Author(s): Beau Riffenburgh
From the crude maps of ancient Babylon to the satellite-fueled precision of Google Maps, cartography has been both a record of dreams and of discoveries. Maps have played midwife to empires, helped win wars, and encouraged humanity to venture beyond boundaries of space and time. Containing numerous maps from the archives of the Royal Geographical Society, Mapping the World tells the story of the philosophers, explorers, artists, and scientists who brought together their skills to produce some of the most intriguing artifacts ever created.

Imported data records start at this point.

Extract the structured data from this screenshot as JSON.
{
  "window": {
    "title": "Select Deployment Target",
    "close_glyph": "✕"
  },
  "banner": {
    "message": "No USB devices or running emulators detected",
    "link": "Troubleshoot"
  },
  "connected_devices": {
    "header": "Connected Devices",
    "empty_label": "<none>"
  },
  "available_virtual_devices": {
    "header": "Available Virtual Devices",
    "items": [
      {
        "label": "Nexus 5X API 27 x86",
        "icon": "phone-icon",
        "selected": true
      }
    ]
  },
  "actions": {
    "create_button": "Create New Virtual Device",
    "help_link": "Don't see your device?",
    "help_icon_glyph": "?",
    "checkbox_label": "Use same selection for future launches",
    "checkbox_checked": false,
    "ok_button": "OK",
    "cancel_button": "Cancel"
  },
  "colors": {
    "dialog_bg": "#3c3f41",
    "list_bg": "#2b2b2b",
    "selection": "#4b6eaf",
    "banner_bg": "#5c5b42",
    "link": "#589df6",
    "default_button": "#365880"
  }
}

Beau Riffenburgh is an author and historian specializing in polar exploration. He has served as editor of Polar Record, as the head of the Polar History Group at the Scott Polar Research Institute and as a lecturer in the history faculty of the University of Cambridge. He has written several books on exploration including The Myth of the Explorer and Shackleton's Forgotten Expedition: The Voyage of the Nimrod For Andre Deutsch he wrote the Royal Geographical Society Exploration Experience (2007) and The Titanic Experience (2008).
Introduction; Mapping in the Ancient and Medieval World; Cartography in the Age of Discovery; The World Expands-Filling the Gaps (1600-1800); Maps in the Age of Empires and Nationalism (1800-1914); Mapping the Modern World (1914-2011).